§ Task to complete: Report every line below that has the string "papo" in it.

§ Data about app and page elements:
┏━━

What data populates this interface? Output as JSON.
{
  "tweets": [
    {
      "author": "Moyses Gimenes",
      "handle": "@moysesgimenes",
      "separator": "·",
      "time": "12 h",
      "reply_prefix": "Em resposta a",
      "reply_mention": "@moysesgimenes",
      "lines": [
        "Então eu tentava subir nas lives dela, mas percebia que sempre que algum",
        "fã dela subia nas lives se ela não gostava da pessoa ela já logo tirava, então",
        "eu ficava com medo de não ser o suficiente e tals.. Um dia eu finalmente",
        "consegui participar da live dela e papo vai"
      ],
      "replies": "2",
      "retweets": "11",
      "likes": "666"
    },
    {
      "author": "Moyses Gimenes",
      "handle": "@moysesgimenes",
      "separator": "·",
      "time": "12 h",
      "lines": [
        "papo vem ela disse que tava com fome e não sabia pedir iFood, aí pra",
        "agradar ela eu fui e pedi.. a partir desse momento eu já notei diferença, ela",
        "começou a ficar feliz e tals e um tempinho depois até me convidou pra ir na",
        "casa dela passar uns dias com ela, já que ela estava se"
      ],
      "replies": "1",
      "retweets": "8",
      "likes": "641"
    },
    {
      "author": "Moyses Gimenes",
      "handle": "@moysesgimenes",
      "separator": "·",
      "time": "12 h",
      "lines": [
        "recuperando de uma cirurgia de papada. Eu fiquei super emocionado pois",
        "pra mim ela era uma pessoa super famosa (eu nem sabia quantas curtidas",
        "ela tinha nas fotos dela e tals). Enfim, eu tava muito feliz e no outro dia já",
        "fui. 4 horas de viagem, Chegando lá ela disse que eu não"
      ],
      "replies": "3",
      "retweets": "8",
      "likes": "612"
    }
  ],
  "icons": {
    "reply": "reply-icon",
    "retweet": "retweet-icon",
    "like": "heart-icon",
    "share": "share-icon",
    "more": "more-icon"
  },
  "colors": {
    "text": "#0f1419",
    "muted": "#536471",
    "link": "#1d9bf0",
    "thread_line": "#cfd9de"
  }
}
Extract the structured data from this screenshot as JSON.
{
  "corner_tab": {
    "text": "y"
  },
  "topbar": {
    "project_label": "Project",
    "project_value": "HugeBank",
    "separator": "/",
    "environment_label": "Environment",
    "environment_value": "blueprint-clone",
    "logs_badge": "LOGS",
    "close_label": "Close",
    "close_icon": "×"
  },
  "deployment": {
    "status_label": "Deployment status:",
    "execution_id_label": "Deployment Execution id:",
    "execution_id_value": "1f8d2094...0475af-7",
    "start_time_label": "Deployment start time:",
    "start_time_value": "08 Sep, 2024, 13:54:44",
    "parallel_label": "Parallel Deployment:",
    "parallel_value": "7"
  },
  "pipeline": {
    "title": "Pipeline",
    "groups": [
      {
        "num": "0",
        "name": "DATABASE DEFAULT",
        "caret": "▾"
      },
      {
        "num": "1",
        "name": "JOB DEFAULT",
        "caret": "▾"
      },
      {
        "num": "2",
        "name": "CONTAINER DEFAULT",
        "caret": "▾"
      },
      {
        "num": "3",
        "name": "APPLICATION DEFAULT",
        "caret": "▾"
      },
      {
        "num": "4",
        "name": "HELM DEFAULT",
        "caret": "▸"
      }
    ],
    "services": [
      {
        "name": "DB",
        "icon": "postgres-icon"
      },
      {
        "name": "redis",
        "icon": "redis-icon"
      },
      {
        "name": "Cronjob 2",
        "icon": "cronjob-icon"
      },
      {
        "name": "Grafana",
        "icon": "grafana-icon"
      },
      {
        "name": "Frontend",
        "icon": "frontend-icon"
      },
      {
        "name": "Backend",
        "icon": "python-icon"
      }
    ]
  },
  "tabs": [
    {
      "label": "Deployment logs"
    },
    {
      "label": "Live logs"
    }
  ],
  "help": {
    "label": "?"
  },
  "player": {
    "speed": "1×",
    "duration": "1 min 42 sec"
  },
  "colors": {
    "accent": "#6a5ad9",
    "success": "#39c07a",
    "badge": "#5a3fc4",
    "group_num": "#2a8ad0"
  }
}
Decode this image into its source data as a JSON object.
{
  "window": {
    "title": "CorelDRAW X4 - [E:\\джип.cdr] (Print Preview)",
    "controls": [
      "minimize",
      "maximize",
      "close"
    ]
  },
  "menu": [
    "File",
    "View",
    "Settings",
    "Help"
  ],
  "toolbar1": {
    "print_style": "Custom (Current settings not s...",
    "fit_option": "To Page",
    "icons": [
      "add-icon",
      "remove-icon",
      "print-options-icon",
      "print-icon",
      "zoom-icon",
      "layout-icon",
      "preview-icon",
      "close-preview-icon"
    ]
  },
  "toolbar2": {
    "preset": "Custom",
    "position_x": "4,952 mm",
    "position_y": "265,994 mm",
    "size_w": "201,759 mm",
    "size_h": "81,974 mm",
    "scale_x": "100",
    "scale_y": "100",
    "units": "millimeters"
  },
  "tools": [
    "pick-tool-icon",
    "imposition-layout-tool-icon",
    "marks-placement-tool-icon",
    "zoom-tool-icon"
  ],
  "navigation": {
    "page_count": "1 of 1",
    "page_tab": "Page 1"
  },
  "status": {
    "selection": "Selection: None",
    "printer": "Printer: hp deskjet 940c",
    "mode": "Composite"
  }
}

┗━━

§ Exercise response:
        "consegui participar da live dela e papo vai"
        "papo vem ela disse que tava com fome e não sabia pedir iFood, aí pra",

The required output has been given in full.